A number of these people have since been charged with corruption and related crimes, and others are likely to be dragged to court on similar charges.

But the outright and blatant thievery involved, wherein the victims were the most vulnerable in society, was breathtaking in its audacity and cynical self-interest.

A case in point is the ‘asbestos in indigent houses’ replacement tender-that-never-was, in which former Free State provincial ANC premier Ace Magashule is charged, along with several others, with fraud and corruption, as no such work was done.

This and other instances bespoke the absence or collapse of any sense of morality or responsibility by the people empowered to make decisions to help their fellow citizens, but who rather wielded that power for self-enrichment.

Despite both the terms ‘radical economic transformation’ and ‘white minority capital’ being manufactured and thoroughly discredited – both smokescreens for misconduct and meant to facilitate more of the same – there is still a radical economic transformation (RET) faction contesting the top spots and control of the ANC in its December elective conference.

Beyond that, Zuma has allowed one of his daughters to put out a midnight tweet recently in which she announced that Zuma “would make himself available” for election to the post of ANC national chairperson in the leadership race.

Besides Zuma receiving early release from imprisonment for contempt, after only a short time behind bars – on grounds of his “potential imminent demise”, according to the ally who allowed that release, since ruled irrational and illegal, with the former fighting a rear-guard action to keep himself out of prison for the remainder of his term – he is also fighting 783 counts of fraud, money-laundering and corruption charges, dating back more than 20 years.

This means he cannot possibly stand for election to any party position, since the ANC has determined, as part of its own ‘clean up’ process, to not allow formally charged persons to run for any of its offices or positions.

The announcement of Zuma’s “availability” is obviously more posturing than real, but still is part of the mythology of Zuma as a put-upon victim of ‘machinations in the dark’ by forces arrayed against him, precisely because he has cast himself in the ‘man of the people’ role.

According to Zuma, during his uninterrupted and rambling opening statement to Justice Zondo, there were already “plots” against him as far back as the early 1990s, by, among others, the then apartheid-serving National Intelligence Agency of South Africa, the US Central Intelligence Agency (CIA) and British MI6.

All the allegations of state capture levelled against him were the result of such plotting, claimed Zuma.

That testimony, unbelievable to Zondo as it was, was offered in the only time Zuma took the stand before Zondo.

Subsequently, the former president refused to be subjected to cross-questioning on his highly improbable account, or any other aspects of state capture, and ultimately was jailed in July last year for refusing the Constitutional Court’s order that he must again appear before Zondo.

His story was patently ludicrous as, on return from exile as an anti-apartheid combatant, Zuma was not unknown but was hardly someone the CIA and MI6 could somehow have known would lead the country and therefore be plotting his downfall.
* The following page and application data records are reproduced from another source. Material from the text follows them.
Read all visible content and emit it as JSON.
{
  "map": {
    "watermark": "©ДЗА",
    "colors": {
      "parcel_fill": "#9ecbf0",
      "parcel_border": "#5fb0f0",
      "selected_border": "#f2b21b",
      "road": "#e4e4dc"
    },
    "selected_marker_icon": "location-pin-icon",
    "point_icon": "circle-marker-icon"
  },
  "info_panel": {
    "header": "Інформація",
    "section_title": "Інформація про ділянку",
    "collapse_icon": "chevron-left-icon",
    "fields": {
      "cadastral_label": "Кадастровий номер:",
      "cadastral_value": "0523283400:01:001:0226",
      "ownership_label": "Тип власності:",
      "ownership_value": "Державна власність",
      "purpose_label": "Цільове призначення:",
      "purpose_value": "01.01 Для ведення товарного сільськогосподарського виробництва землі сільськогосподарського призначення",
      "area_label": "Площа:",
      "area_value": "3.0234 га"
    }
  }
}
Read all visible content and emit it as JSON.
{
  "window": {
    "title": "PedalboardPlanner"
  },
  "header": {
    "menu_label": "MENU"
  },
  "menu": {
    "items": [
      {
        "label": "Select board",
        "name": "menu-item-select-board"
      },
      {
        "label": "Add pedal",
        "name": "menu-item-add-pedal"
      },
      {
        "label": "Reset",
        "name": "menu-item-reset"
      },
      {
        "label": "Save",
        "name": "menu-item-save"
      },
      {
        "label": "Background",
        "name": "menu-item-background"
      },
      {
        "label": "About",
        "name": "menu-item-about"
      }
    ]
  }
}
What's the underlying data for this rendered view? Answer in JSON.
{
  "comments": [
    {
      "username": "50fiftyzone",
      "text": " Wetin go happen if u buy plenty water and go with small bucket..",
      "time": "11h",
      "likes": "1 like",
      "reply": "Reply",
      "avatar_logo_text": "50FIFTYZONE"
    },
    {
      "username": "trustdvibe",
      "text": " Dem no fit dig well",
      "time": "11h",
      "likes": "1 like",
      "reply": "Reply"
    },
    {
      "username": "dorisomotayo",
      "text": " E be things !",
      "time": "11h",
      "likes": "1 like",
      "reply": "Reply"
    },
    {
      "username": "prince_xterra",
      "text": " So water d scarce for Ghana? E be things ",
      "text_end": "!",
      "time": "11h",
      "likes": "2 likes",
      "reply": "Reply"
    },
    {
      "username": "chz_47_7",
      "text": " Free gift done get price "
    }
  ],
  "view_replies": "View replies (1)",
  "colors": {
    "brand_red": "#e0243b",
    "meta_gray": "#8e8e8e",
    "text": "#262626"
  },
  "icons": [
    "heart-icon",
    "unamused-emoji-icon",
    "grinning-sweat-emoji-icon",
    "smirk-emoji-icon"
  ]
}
Justice Zondo did not fall for that line, finding Zuma central to state capture, with the ANC itself equally accused of complicity.

There are other metrics by which to measure the ANC’s performance in governance, such as SA persistently being in the ‘top 10’ globally for murders, rapes and violent robberies, even eclipsing countries involved in outright conflicts.

But on the hard numbers themselves, with little space for ideological interpretation, it is clear that the cost to SA and its citizens of the second half of the ANC’s 28 years in power has been severe.

And the cost continues to rise, even as the party, as one analyst put it, “plays political musical chairs”, against a background of intensifying demands for leaders who will work for the people, and not for their own and their family’s personal wealth.